■ How to complete this task ■
All of the records below are to be output exactly; no image belongs in the result.
[[ Provided data open ]]
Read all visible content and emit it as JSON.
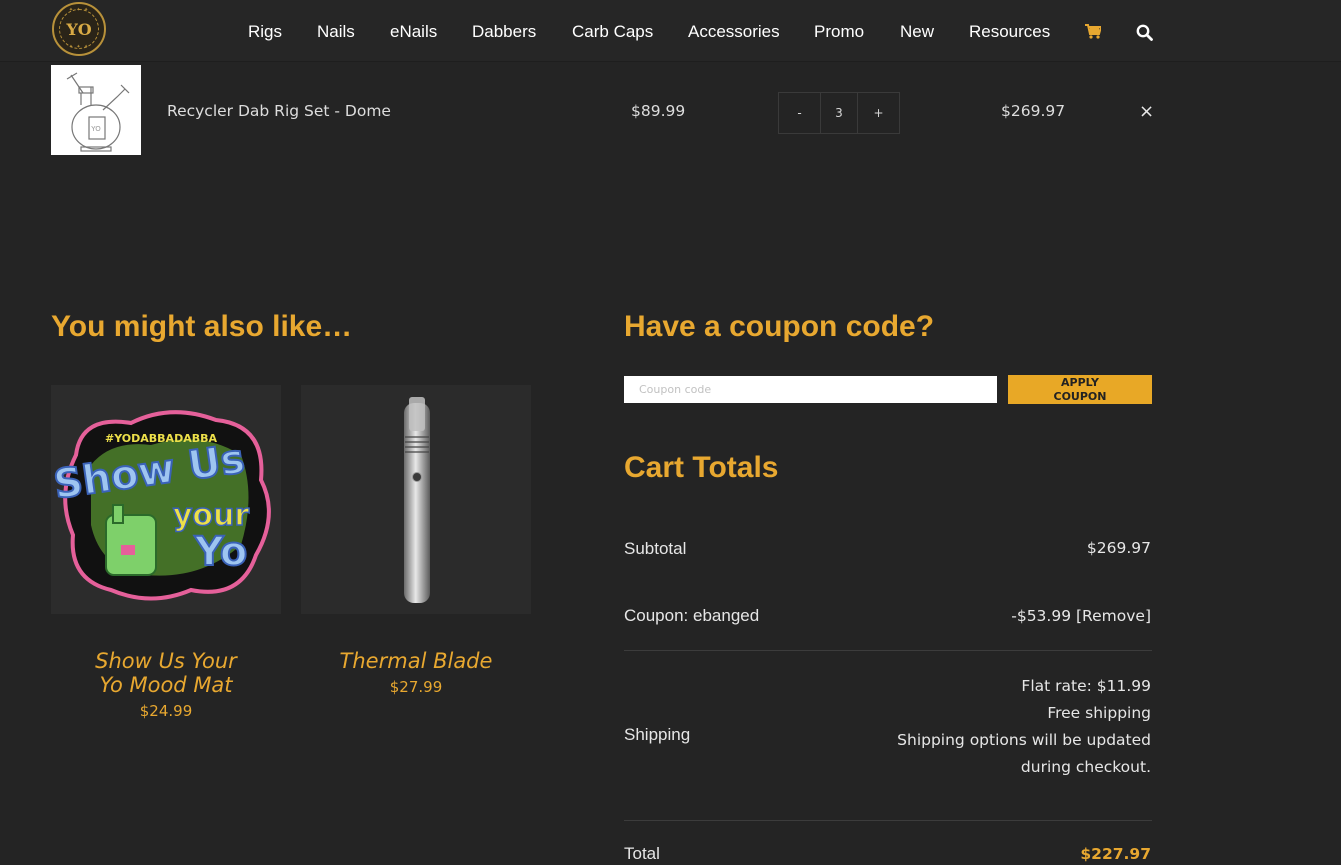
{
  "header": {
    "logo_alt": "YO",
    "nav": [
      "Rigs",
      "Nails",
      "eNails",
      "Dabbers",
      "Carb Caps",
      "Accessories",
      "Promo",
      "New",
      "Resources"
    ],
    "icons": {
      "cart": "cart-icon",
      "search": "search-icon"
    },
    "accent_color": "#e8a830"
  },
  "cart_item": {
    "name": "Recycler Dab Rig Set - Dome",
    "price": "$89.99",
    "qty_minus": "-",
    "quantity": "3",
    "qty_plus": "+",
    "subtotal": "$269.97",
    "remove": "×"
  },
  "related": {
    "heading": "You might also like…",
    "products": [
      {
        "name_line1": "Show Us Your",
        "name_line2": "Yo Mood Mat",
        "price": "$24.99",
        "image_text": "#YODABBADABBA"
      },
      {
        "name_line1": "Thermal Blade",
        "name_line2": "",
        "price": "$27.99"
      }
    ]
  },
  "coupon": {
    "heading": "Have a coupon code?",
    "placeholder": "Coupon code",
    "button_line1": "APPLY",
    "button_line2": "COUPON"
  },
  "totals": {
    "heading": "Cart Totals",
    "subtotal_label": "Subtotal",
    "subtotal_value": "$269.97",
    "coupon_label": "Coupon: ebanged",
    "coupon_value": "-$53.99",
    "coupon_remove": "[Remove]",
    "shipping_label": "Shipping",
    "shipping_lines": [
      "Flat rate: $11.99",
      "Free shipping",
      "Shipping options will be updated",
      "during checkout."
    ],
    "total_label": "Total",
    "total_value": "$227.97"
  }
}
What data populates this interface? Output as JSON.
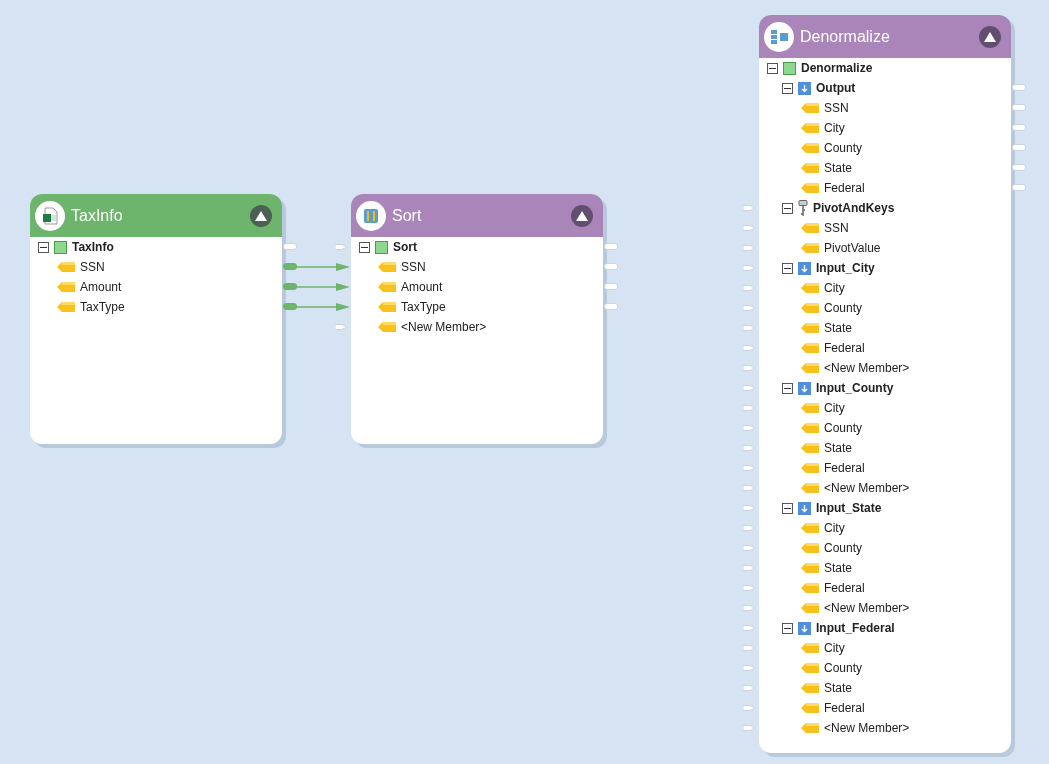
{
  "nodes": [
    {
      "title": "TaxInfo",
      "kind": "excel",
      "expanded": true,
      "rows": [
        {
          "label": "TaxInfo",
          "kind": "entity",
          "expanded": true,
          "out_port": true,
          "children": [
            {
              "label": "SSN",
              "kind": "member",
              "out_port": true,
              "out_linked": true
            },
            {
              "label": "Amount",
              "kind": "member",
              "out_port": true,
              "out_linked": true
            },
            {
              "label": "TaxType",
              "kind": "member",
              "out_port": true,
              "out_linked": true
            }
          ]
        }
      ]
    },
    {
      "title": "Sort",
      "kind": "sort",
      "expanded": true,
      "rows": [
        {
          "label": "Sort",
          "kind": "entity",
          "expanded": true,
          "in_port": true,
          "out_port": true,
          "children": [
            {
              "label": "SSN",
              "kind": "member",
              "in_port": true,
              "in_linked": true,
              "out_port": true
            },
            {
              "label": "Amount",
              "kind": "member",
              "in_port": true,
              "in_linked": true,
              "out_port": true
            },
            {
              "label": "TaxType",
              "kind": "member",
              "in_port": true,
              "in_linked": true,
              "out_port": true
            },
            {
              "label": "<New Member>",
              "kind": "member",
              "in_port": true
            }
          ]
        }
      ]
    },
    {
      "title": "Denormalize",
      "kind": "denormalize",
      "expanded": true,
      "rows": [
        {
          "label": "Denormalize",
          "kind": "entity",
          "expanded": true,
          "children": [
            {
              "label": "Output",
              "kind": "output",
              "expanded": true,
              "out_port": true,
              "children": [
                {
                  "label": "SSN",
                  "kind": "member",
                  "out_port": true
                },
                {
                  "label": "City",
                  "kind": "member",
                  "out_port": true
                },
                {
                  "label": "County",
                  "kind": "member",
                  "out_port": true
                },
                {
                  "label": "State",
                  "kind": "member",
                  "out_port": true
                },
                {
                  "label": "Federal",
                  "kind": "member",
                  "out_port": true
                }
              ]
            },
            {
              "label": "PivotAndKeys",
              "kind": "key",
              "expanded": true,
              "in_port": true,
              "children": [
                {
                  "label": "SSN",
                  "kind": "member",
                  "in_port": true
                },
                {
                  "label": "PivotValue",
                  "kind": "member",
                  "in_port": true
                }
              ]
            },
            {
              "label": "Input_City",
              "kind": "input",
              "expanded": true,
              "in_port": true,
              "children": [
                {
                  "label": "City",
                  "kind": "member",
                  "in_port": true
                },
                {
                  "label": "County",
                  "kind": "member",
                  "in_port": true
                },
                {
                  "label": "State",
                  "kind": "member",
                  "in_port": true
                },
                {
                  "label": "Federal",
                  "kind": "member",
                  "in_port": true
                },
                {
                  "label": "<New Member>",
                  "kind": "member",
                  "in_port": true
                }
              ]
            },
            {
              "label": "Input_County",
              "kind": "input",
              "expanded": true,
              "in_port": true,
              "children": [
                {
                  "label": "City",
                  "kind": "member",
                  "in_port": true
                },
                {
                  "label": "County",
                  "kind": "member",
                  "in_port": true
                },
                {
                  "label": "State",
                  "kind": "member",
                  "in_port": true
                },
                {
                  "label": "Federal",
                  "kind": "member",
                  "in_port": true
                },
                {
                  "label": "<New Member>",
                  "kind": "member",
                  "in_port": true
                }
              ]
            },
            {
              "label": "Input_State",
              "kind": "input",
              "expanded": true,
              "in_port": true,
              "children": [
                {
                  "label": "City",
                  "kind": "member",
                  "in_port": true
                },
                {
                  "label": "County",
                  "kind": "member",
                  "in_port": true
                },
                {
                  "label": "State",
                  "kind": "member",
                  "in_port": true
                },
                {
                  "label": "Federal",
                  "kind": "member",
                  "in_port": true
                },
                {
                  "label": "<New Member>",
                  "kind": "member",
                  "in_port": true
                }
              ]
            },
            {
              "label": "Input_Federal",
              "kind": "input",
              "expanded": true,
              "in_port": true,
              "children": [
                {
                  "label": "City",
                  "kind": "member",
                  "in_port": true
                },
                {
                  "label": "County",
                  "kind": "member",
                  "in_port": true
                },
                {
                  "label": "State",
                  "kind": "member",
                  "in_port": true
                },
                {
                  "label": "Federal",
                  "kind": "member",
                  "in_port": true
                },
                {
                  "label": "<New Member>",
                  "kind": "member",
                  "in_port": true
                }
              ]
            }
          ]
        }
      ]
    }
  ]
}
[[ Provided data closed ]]
■ Result of this exercise ■
Read all visible content and emit it as JSON.
{
  "header": {
    "logo_alt": "YO",
    "nav": [
      "Rigs",
      "Nails",
      "eNails",
      "Dabbers",
      "Carb Caps",
      "Accessories",
      "Promo",
      "New",
      "Resources"
    ],
    "icons": {
      "cart": "cart-icon",
      "search": "search-icon"
    },
    "accent_color": "#e8a830"
  },
  "cart_item": {
    "name": "Recycler Dab Rig Set - Dome",
    "price": "$89.99",
    "qty_minus": "-",
    "quantity": "3",
    "qty_plus": "+",
    "subtotal": "$269.97",
    "remove": "×"
  },
  "related": {
    "heading": "You might also like…",
    "products": [
      {
        "name_line1": "Show Us Your",
        "name_line2": "Yo Mood Mat",
        "price": "$24.99",
        "image_text": "#YODABBADABBA"
      },
      {
        "name_line1": "Thermal Blade",
        "name_line2": "",
        "price": "$27.99"
      }
    ]
  },
  "coupon": {
    "heading": "Have a coupon code?",
    "placeholder": "Coupon code",
    "button_line1": "APPLY",
    "button_line2": "COUPON"
  },
  "totals": {
    "heading": "Cart Totals",
    "subtotal_label": "Subtotal",
    "subtotal_value": "$269.97",
    "coupon_label": "Coupon: ebanged",
    "coupon_value": "-$53.99",
    "coupon_remove": "[Remove]",
    "shipping_label": "Shipping",
    "shipping_lines": [
      "Flat rate: $11.99",
      "Free shipping",
      "Shipping options will be updated",
      "during checkout."
    ],
    "total_label": "Total",
    "total_value": "$227.97"
  }
}
What data populates this interface? Output as JSON.
{
  "nodes": [
    {
      "title": "TaxInfo",
      "kind": "excel",
      "expanded": true,
      "rows": [
        {
          "label": "TaxInfo",
          "kind": "entity",
          "expanded": true,
          "out_port": true,
          "children": [
            {
              "label": "SSN",
              "kind": "member",
              "out_port": true,
              "out_linked": true
            },
            {
              "label": "Amount",
              "kind": "member",
              "out_port": true,
              "out_linked": true
            },
            {
              "label": "TaxType",
              "kind": "member",
              "out_port": true,
              "out_linked": true
            }
          ]
        }
      ]
    },
    {
      "title": "Sort",
      "kind": "sort",
      "expanded": true,
      "rows": [
        {
          "label": "Sort",
          "kind": "entity",
          "expanded": true,
          "in_port": true,
          "out_port": true,
          "children": [
            {
              "label": "SSN",
              "kind": "member",
              "in_port": true,
              "in_linked": true,
              "out_port": true
            },
            {
              "label": "Amount",
              "kind": "member",
              "in_port": true,
              "in_linked": true,
              "out_port": true
            },
            {
              "label": "TaxType",
              "kind": "member",
              "in_port": true,
              "in_linked": true,
              "out_port": true
            },
            {
              "label": "<New Member>",
              "kind": "member",
              "in_port": true
            }
          ]
        }
      ]
    },
    {
      "title": "Denormalize",
      "kind": "denormalize",
      "expanded": true,
      "rows": [
        {
          "label": "Denormalize",
          "kind": "entity",
          "expanded": true,
          "children": [
            {
              "label": "Output",
              "kind": "output",
              "expanded": true,
              "out_port": true,
              "children": [
                {
                  "label": "SSN",
                  "kind": "member",
                  "out_port": true
                },
                {
                  "label": "City",
                  "kind": "member",
                  "out_port": true
                },
                {
                  "label": "County",
                  "kind": "member",
                  "out_port": true
                },
                {
                  "label": "State",
                  "kind": "member",
                  "out_port": true
                },
                {
                  "label": "Federal",
                  "kind": "member",
                  "out_port": true
                }
              ]
            },
            {
              "label": "PivotAndKeys",
              "kind": "key",
              "expanded": true,
              "in_port": true,
              "children": [
                {
                  "label": "SSN",
                  "kind": "member",
                  "in_port": true
                },
                {
                  "label": "PivotValue",
                  "kind": "member",
                  "in_port": true
                }
              ]
            },
            {
              "label": "Input_City",
              "kind": "input",
              "expanded": true,
              "in_port": true,
              "children": [
                {
                  "label": "City",
                  "kind": "member",
                  "in_port": true
                },
                {
                  "label": "County",
                  "kind": "member",
                  "in_port": true
                },
                {
                  "label": "State",
                  "kind": "member",
                  "in_port": true
                },
                {
                  "label": "Federal",
                  "kind": "member",
                  "in_port": true
                },
                {
                  "label": "<New Member>",
                  "kind": "member",
                  "in_port": true
                }
              ]
            },
            {
              "label": "Input_County",
              "kind": "input",
              "expanded": true,
              "in_port": true,
              "children": [
                {
                  "label": "City",
                  "kind": "member",
                  "in_port": true
                },
                {
                  "label": "County",
                  "kind": "member",
                  "in_port": true
                },
                {
                  "label": "State",
                  "kind": "member",
                  "in_port": true
                },
                {
                  "label": "Federal",
                  "kind": "member",
                  "in_port": true
                },
                {
                  "label": "<New Member>",
                  "kind": "member",
                  "in_port": true
                }
              ]
            },
            {
              "label": "Input_State",
              "kind": "input",
              "expanded": true,
              "in_port": true,
              "children": [
                {
                  "label": "City",
                  "kind": "member",
                  "in_port": true
                },
                {
                  "label": "County",
                  "kind": "member",
                  "in_port": true
                },
                {
                  "label": "State",
                  "kind": "member",
                  "in_port": true
                },
                {
                  "label": "Federal",
                  "kind": "member",
                  "in_port": true
                },
                {
                  "label": "<New Member>",
                  "kind": "member",
                  "in_port": true
                }
              ]
            },
            {
              "label": "Input_Federal",
              "kind": "input",
              "expanded": true,
              "in_port": true,
              "children": [
                {
                  "label": "City",
                  "kind": "member",
                  "in_port": true
                },
                {
                  "label": "County",
                  "kind": "member",
                  "in_port": true
                },
                {
                  "label": "State",
                  "kind": "member",
                  "in_port": true
                },
                {
                  "label": "Federal",
                  "kind": "member",
                  "in_port": true
                },
                {
                  "label": "<New Member>",
                  "kind": "member",
                  "in_port": true
                }
              ]
            }
          ]
        }
      ]
    }
  ]
}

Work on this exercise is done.